Students attending summer orientation this year will hail from all over the U.S. and abroad. But for some, Milledgeville and Georgia College is already a staple in their lives.
“It was the only place that felt right to me,” said Alex Bradley, who is a graduate of Georgia Military College Prep School in Milledgeville and an Eatonton native. “I looked at other places, but after I took a tour, I knew this was where I saw myself.”
It was on a mission trip to Mexico that Bradley found her talent and joy of giving back to others. After returning, she knew her role in life would be to become an educator. A large part of her decision to attend Georgia College was based on the reputation of the John H. Lounsbury College of Education.
“I want to make a difference. I can’t wait to learn more so I can pass that down to others,” she said.
Bradley was an active student at GMC. She was involved with the Student Government Association, soccer, cheerleading, the Chick-fil-A Leader Academy, theatre and Young Life. At Georgia College, she hopes to continue being involved. She wants to become a leader in Young Life and maybe try her hand at a couple intramurals.

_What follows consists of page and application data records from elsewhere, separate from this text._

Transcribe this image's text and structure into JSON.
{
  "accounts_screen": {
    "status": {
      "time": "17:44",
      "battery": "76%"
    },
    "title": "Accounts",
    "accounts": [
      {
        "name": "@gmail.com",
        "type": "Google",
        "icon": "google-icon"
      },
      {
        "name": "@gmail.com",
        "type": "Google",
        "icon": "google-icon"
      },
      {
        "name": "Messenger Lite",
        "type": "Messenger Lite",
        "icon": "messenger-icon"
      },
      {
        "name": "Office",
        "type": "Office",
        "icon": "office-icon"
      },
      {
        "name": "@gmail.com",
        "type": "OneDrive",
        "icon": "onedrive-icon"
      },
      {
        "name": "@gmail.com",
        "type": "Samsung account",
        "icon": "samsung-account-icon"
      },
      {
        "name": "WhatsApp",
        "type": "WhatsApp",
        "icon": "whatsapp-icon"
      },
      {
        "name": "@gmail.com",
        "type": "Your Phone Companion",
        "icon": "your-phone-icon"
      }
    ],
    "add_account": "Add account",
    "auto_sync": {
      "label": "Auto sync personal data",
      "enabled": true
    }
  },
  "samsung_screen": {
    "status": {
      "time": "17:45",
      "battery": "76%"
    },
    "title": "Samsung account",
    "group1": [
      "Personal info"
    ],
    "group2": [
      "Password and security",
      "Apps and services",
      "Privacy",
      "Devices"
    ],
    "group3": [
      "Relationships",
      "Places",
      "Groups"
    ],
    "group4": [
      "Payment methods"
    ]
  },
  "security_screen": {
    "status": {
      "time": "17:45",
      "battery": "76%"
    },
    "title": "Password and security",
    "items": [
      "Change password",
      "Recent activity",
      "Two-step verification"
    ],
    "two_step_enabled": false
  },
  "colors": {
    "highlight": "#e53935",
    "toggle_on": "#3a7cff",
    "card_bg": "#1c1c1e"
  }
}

Bradley’s mother Lisa Bradley said being close to home wasn’t necessarily a priority when finding a good fit for Alex.
“It was all about finding the right place for her education. It just so happened to be Georgia College,” Lisa said. “With the liberal arts experience, I feel there’s so many opportunities for her to explore—I’m excited for her.”
J.D. Scott, like Bradley, is also no stranger to Georgia College. He’s a Baldwin County native, attended Baldwin County High School and his mother and aunt both graduated from the university when the Bobcats were known as the Colonials.
“When I came here for a visit, I actually didn’t even come with my mom or aunt,” he said. “I wanted to get an unbiased opinion, so I came with my dad.”
What really sealed Scott’s fate as a Bobcat was the Rising MISTER camp that he attended his junior year. The camp is an overnight experience that introduces underrepresented students to the field of education. The camp led Scott to seriously considering Georgia College as his next step in his education.
“After he got bit by that bug his junior year, he couldn’t shake it,” alumna Felicia Poole, Scott’s mother, said.
Scott wants to pursue computer science with the eventual goal of becoming a computer programmer. Another goal he has is to break out of his shell, find a close group of friends and get the whole college experience.
“I’m very excited for him,” Jerek Scott, Scott’s father, said. “I want him to take this opportunity to broaden his horizons and become a pillar in the community.”
Scott said he doesn’t mind being close to home and looks forward to residence hall life in the fall.
“At first I wanted to move away, but the more I thought about it, the campus and community is a really beautiful place,” he said.